Dataset rows for apps and sites:
^^^^^^^^^^^^^^^^

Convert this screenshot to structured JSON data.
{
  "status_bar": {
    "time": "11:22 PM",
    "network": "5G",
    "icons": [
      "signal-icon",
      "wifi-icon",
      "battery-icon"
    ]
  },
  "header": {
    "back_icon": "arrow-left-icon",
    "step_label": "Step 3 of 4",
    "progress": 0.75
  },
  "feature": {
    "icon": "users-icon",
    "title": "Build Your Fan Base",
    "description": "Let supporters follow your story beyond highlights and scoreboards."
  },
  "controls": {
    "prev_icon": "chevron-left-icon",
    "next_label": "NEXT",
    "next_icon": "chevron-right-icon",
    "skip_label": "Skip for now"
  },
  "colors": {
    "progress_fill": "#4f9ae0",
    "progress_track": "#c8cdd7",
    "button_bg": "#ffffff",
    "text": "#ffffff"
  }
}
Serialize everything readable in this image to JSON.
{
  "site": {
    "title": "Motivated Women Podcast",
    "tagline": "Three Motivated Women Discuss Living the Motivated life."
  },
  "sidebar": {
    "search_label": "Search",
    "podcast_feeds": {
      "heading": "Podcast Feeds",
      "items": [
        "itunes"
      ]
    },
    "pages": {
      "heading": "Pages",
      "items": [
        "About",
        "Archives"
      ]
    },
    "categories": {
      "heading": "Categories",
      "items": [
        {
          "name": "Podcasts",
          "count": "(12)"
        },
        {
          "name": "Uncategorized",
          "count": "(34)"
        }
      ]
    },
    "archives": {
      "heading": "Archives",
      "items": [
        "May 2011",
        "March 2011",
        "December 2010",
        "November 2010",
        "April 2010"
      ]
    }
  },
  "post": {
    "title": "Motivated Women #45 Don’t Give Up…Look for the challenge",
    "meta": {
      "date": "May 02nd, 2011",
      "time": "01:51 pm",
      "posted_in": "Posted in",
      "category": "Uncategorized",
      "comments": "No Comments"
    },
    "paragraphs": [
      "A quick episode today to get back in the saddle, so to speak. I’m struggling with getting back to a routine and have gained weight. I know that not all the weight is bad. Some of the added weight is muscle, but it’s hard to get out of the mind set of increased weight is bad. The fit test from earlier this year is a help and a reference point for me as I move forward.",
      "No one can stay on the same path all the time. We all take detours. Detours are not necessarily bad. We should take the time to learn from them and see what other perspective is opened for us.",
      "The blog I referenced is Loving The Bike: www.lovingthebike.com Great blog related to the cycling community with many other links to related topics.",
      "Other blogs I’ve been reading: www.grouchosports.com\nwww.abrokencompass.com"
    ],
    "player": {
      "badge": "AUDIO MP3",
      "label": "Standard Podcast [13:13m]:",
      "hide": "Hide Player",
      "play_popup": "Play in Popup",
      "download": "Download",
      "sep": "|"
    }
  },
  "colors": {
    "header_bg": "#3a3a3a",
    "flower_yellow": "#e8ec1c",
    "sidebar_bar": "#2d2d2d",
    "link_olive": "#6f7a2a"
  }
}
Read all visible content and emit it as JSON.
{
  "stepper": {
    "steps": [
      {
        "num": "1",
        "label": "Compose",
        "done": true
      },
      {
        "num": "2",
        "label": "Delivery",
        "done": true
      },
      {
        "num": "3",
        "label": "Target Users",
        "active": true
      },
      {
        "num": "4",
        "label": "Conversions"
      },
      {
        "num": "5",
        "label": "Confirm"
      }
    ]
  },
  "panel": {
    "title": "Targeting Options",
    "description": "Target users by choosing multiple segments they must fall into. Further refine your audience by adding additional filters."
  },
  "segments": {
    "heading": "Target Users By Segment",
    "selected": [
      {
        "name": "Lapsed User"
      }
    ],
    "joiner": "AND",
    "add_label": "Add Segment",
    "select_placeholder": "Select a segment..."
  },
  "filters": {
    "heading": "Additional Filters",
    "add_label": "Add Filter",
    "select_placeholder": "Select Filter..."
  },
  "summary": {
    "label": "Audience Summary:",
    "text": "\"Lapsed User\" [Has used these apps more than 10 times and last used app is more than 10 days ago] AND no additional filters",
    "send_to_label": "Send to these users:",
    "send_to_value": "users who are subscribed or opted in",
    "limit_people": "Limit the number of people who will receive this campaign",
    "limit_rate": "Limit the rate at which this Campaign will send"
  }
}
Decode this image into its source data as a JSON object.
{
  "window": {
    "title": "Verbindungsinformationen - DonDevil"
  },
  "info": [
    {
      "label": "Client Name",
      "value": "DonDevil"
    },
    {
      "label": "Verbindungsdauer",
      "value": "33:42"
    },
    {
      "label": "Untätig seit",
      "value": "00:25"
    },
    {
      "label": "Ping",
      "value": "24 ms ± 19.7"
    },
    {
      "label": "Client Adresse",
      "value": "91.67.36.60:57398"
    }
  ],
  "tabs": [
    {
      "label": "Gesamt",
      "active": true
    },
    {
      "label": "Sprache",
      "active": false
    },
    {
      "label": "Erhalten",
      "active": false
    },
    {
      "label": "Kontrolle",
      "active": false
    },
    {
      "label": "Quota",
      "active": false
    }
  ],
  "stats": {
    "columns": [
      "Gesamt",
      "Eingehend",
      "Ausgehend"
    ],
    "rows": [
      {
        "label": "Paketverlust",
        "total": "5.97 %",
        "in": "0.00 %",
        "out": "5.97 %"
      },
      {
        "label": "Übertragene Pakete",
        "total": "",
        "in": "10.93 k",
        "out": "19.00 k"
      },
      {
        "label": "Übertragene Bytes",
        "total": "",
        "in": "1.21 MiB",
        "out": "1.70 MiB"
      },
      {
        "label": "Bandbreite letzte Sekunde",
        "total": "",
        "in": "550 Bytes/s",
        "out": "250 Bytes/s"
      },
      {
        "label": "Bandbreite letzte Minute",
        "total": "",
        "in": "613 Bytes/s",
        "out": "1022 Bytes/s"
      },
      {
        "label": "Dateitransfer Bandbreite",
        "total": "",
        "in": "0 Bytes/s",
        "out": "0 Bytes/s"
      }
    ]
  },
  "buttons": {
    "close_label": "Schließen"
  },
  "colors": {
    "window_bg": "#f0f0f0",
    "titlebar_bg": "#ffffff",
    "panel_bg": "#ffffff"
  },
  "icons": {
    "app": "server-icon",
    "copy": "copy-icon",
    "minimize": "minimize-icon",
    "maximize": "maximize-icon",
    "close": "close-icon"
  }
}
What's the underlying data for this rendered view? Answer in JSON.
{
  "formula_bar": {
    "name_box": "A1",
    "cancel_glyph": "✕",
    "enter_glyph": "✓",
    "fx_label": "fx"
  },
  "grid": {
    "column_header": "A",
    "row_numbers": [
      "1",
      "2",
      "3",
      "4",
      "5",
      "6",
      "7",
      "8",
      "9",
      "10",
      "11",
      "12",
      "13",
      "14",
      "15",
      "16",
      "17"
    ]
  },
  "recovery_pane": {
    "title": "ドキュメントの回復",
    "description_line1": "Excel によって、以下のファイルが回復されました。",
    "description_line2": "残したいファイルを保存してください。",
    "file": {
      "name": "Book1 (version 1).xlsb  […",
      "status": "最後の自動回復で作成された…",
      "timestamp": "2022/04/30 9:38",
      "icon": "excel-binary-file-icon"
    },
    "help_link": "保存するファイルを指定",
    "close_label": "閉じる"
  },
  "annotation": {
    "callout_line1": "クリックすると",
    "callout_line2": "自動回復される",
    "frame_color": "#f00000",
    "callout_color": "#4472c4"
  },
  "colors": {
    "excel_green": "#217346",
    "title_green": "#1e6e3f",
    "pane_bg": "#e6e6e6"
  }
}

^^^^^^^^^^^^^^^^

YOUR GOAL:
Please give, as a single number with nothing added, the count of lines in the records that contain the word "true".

EXPECTED ANSWER:
4